One befuddling rule of quantum mechanics is that particles can become "entangled," each dependent on the behavior of the other, even over long distances. Now scientists have set a new record distance for monitoring such links out in the open. Spanning the Danube River in Austria, researchers have detected entanglement far from the controlled confines of the lab.
Scientists hope to apply entanglement to quantum cryptography, beaming information securely from one place to another. But this is a tough task to accomplish. Researchers generate entangled pairs by firing photons--discrete packets of light--into crystals. Once inside, a photon spontaneously splits, leaving entangled pairs of photons that then leave the crystal. But these packets can easily become absorbed by the atmosphere, breaking the entanglement between the pairs. Until now, scientists have only achieved entanglement in the open air over a few meters. (Other studies have achieved 10-kilometer entanglement within optical fibers.)
Now quantum physicist Anton Zeilinger of the University of Vienna and his colleagues are the first group to test and demonstrate entanglement over 600 meters, out in the open. From the rooftops of two sewage system buildings on opposite banks of the Danube, Zeilinger's team shot waves from a gasoline-powered laser and split them into two infrared beams. One beam was sent to a telescope across the river, the second headed in a different direction to another telescope. The researchers then analyzed the data collected by the telescopes. They found that the electric fields of the individual photons that struck the two detectors were linked. If one was oriented vertically, then the other was oriented horizontally--just as entangled photons should be. This satisfied the definition of entanglement, they report online 19 June in Science.

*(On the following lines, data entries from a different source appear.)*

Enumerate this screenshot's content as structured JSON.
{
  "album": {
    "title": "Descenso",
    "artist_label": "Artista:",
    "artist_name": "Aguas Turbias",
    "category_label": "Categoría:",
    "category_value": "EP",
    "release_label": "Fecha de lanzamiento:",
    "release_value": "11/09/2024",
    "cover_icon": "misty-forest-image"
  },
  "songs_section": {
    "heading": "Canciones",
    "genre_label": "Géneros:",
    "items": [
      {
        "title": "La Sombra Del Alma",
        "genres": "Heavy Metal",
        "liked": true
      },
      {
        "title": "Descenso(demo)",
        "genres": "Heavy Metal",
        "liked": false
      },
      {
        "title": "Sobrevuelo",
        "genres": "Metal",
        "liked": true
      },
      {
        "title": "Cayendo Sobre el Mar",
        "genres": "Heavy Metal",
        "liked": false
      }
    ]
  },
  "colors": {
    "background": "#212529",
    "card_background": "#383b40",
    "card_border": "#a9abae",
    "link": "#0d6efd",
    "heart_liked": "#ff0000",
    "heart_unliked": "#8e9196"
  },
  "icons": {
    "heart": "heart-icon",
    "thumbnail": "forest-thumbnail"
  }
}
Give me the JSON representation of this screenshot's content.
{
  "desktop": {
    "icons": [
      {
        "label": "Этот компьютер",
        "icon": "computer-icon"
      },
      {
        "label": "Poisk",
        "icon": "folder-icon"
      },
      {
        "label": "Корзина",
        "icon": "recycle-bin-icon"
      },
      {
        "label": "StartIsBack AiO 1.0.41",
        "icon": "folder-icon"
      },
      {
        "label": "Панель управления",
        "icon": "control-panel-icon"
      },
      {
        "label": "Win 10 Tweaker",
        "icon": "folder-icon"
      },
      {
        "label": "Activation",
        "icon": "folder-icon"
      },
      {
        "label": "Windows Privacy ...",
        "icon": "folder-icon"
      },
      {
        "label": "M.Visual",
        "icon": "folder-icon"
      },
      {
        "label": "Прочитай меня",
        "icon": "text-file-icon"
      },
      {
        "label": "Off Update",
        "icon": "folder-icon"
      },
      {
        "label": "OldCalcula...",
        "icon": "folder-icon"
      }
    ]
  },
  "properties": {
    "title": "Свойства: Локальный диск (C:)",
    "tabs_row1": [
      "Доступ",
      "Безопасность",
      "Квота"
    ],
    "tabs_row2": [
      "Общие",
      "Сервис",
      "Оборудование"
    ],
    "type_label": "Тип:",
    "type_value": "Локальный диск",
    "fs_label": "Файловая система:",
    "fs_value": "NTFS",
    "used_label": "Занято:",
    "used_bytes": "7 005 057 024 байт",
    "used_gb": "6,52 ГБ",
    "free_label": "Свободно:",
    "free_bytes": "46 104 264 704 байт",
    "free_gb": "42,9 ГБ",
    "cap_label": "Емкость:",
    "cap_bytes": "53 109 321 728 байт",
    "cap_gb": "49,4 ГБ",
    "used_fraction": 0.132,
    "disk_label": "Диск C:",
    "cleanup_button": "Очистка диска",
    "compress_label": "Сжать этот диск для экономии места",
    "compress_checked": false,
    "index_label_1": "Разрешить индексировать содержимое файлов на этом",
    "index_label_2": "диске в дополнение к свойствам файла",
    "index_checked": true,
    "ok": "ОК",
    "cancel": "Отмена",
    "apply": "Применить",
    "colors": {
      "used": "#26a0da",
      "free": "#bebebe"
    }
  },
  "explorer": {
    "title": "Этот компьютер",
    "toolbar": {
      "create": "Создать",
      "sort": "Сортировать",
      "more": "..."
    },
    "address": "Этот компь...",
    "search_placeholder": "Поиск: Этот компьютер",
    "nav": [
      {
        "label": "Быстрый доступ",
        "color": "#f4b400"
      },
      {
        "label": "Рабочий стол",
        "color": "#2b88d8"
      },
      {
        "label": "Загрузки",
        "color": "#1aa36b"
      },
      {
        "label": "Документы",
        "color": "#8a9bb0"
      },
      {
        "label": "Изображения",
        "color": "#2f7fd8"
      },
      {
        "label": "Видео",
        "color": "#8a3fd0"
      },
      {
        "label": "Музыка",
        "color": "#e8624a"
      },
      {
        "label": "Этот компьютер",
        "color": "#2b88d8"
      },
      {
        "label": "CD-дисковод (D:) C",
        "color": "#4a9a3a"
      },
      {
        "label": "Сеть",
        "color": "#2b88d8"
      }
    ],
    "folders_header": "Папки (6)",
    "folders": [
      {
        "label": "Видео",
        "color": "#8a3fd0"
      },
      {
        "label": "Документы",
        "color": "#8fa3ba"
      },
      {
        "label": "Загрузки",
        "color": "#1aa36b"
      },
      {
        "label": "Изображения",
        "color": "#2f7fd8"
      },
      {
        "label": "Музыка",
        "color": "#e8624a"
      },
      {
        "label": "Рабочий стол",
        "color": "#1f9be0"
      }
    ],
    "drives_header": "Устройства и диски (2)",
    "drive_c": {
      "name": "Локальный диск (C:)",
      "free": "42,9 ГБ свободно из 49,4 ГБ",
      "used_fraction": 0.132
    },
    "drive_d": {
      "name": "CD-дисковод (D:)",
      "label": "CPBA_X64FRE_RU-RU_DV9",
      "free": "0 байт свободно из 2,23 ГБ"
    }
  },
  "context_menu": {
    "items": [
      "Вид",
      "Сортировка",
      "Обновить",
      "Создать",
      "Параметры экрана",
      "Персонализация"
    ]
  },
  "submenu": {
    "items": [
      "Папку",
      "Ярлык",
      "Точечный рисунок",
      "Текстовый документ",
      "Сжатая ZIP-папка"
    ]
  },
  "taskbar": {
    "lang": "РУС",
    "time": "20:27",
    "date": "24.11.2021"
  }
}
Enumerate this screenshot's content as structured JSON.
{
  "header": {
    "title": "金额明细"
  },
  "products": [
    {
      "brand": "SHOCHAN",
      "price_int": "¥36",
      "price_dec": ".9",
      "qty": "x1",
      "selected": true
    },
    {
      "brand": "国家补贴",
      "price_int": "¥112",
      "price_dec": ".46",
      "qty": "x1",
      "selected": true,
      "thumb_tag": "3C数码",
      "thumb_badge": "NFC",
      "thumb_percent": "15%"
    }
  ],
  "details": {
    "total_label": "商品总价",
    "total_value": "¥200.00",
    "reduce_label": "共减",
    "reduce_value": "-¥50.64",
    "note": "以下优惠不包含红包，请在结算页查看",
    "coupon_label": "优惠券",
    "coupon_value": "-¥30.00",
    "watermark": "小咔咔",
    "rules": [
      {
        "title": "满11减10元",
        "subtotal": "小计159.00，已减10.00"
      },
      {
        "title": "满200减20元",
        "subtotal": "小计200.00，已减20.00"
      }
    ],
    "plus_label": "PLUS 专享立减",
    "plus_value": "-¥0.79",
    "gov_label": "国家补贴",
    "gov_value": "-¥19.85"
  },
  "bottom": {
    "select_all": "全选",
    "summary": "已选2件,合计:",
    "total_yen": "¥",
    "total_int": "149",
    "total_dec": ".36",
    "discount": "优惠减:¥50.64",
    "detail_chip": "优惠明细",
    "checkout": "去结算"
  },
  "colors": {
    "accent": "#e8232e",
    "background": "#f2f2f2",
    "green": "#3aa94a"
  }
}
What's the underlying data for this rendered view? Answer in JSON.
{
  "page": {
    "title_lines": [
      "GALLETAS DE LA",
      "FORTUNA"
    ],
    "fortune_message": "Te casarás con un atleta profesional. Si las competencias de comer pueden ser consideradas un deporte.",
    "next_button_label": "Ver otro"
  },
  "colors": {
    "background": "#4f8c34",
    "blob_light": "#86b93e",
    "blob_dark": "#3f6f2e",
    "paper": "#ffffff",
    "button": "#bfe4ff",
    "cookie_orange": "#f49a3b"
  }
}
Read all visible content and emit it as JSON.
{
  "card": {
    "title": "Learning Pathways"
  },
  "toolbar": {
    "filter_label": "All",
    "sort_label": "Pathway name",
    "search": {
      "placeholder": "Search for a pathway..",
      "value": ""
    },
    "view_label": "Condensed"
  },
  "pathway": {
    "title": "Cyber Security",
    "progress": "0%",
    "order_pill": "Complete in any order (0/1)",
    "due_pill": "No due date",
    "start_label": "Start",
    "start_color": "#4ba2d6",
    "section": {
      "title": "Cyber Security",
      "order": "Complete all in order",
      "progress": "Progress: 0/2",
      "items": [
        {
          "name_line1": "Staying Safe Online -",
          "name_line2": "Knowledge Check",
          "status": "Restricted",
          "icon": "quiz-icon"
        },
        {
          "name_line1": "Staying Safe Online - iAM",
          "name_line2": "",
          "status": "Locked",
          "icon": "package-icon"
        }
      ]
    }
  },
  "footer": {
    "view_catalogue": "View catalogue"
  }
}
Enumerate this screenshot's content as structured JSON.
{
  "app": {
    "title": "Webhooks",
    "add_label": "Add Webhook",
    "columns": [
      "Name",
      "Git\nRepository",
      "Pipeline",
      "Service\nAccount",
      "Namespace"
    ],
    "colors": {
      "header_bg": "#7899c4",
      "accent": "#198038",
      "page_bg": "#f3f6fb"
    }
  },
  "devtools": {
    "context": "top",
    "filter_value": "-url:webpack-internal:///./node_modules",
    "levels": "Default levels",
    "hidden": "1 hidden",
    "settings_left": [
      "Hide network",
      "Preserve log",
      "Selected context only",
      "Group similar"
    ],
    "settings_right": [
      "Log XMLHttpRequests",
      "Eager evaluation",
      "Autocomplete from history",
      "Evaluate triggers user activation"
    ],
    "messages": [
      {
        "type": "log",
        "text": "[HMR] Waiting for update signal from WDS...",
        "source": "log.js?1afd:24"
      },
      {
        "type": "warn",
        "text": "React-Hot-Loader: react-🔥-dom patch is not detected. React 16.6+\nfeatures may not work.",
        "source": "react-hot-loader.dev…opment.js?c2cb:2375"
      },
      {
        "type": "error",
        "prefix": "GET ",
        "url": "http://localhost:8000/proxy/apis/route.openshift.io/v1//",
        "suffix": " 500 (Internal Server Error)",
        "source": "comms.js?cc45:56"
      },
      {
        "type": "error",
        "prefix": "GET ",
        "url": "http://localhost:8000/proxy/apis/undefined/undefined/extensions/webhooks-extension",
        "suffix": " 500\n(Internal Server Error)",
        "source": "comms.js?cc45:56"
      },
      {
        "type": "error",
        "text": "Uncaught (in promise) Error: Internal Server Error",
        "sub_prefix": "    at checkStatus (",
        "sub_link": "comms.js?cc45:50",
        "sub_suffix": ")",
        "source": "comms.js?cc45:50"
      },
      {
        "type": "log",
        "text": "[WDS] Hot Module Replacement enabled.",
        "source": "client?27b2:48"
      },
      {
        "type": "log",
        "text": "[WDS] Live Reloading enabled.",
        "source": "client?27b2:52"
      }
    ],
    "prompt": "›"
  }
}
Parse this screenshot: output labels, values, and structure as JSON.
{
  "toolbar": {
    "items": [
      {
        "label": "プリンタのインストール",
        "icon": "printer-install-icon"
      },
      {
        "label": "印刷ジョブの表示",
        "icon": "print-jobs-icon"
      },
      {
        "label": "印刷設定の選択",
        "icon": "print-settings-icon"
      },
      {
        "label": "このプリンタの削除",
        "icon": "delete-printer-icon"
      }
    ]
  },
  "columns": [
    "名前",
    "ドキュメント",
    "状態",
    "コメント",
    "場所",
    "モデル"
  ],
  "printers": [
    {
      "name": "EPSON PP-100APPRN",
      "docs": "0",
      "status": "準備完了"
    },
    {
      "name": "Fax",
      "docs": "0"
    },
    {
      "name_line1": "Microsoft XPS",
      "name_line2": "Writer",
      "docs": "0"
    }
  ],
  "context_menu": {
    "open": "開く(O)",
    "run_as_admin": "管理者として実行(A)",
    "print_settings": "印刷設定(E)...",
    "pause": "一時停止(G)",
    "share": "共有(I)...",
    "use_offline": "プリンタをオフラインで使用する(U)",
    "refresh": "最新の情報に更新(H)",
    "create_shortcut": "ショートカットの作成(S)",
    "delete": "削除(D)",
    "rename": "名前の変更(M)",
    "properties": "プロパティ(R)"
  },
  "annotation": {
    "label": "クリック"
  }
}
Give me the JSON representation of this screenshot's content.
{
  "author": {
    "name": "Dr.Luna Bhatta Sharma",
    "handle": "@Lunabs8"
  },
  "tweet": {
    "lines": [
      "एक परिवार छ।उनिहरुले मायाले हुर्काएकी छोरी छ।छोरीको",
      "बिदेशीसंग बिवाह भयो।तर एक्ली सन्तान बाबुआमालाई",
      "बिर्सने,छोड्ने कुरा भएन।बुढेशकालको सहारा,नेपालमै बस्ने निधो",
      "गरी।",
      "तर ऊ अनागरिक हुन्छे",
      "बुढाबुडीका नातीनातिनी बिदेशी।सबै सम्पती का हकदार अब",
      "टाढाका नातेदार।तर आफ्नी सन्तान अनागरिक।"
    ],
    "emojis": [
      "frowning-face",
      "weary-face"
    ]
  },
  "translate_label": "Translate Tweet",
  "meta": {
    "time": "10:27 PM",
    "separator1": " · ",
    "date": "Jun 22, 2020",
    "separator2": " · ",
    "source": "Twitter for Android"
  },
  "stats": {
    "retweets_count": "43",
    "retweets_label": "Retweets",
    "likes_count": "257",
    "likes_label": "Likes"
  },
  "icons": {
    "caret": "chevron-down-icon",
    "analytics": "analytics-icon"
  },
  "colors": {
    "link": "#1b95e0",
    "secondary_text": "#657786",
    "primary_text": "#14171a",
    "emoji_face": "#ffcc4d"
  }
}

"I think it's a significant step in an interesting direction," says physicist Nicolas Gisin of the University of Geneva in Switzerland. Although atmosphere, weather conditions, and Earth's curvature limit entanglement distances on the ground, if open-air entanglement can be extended sufficiently, photons could be stretched to and from space, says Zeilinger.